Seeking Relief for Domestic Violence
In Ohio, domestic violence victims can seek relief directly, or a parent or adult household member can file a petition on the victim's behalf. The petition for relief must describe the nature and extent of the domestic violence and the victim's relationship to the perpetrator.
Individuals who need immediate protection can request an "ex parte" hearing (a hearing without the perpetrator present). The Ohio courts will conduct the hearing the same day that the petition is filed. Ex parte hearings result in short-term relief in the form of a temporary protection order, and a full hearing will be scheduled within ten days.
Relief Available to Domestic Violence Victims and their Families and Pets
Following the full hearing, the court has the power to issue a long-term protection order for the victim, the victim's children, and even the victim's pets living in the home where the violence occurred.

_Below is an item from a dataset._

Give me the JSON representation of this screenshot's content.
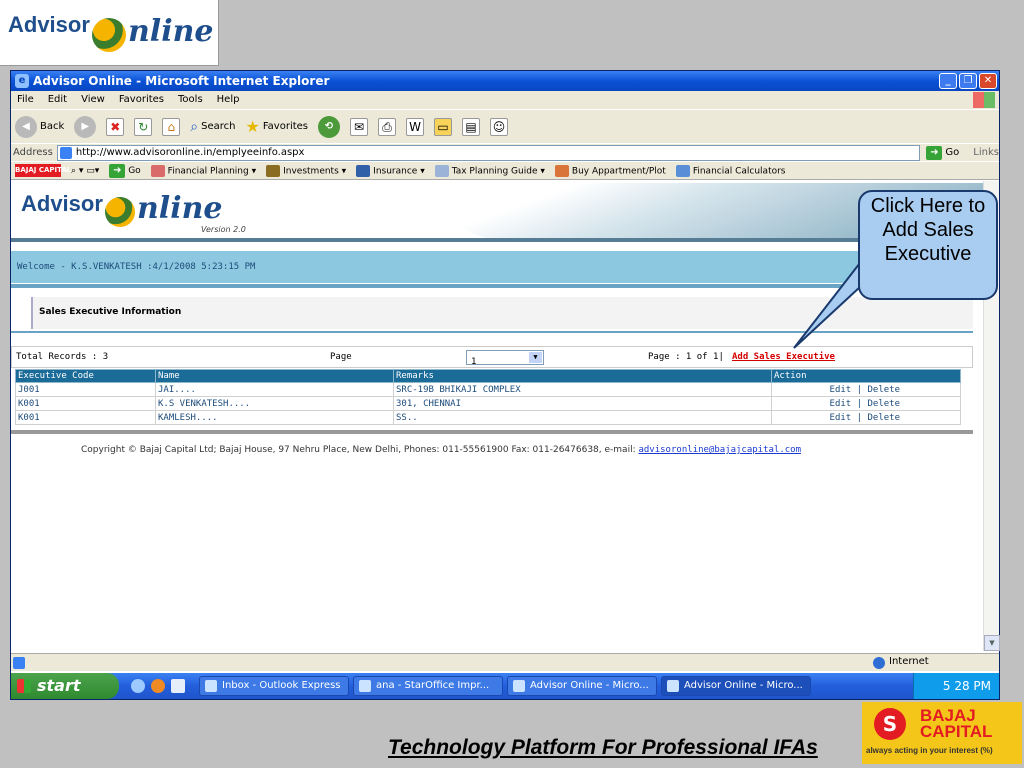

This order may:
- Require the perpetrator to refrain from abusing or committing sexually-oriented offenses against the victim and other family or household members;
- Grant possession of a shared residence to the victim and the victim's family and household members, to the exclusion of the perpetrator of the domestic violence;

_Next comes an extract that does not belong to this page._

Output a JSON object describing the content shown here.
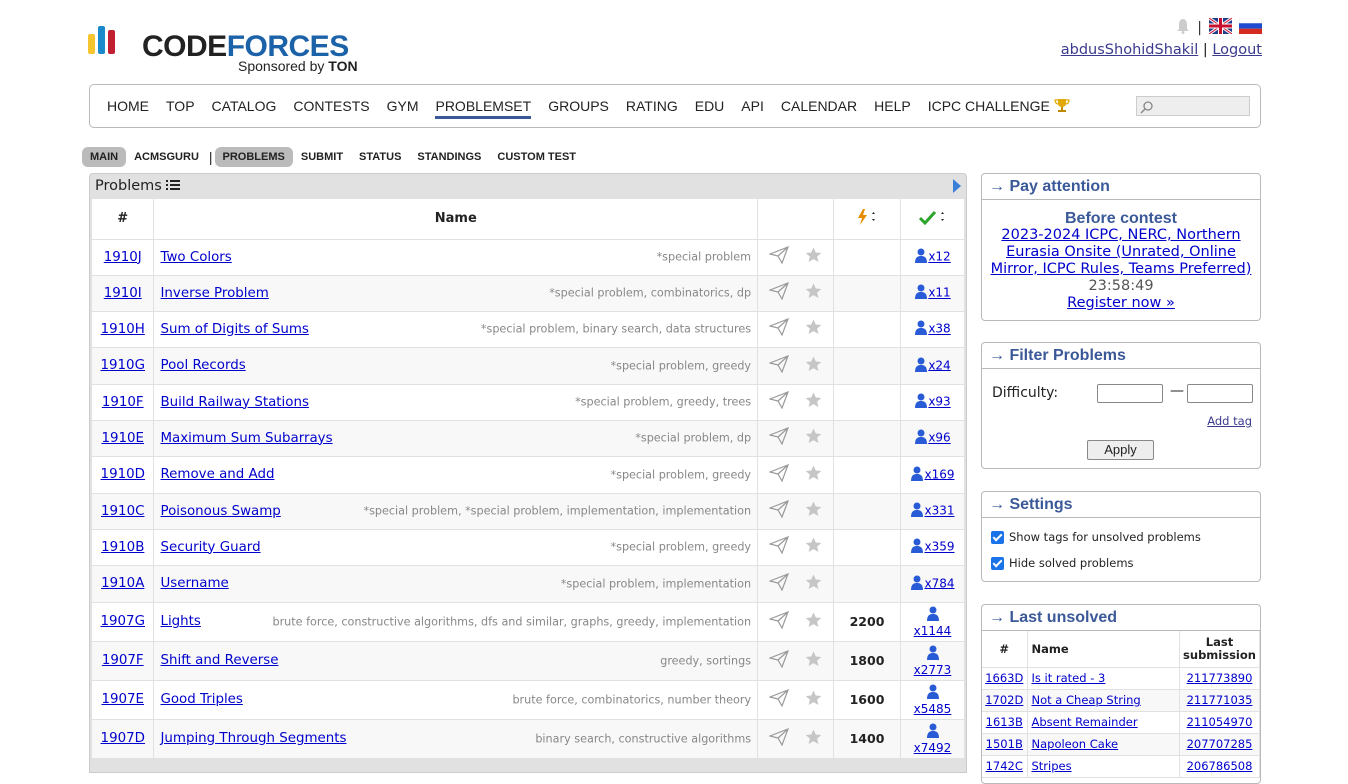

- Require the perpetrator to provide suitable, alternate housing for the victim and his or her family and household members;
- Temporarily allocate parental rights and responsibilities to the victim;
- Require the perpetrator to continue to pay alimony and child support;
- Require the perpetrator to seek counseling;
- Prohibit the perpetrator from visiting the victim or the victim's family or household members at home, work, and other locations;
- Prohibit the perpetrator from moving or harming any pets belonging to the victim, and; authorize them to have their pets removed from the perpetrator's possession.
Modifying Domestic Violence Protection Orders
If the perpetrator seeks modification of a protection order, the Ohio court with jurisdiction will conduct a hearing taking into consideration:
- Whether the victim consents to the modification,
- Whether the victim fears the perpetrator,
- The nature of the current relationship between the victim and the perpetrator,
- The parties' living circumstances, including the relative proximity of homes and workplaces,
- Whether the victim and perpetrator have children together,
- Whether the perpetrator has complied with the terms of the protection order,
- Whether the perpetrator is involved with illegal drugs or alcohol,
- Whether the perpetrator has been convicted of or pleaded guilty of a violent crime since the protection order was issued,
- Whether the perpetrator is subject to any other protection orders
- Whether the perpetrator has undergone counseling or therapy,
- The length of time since the protection order was issued,
- The length of time since the last incident of domestic violence, and
- The victim's current age and health.
Let our Cleveland domestic violence lawyers work with you to find the best path forward in your domestic violence case.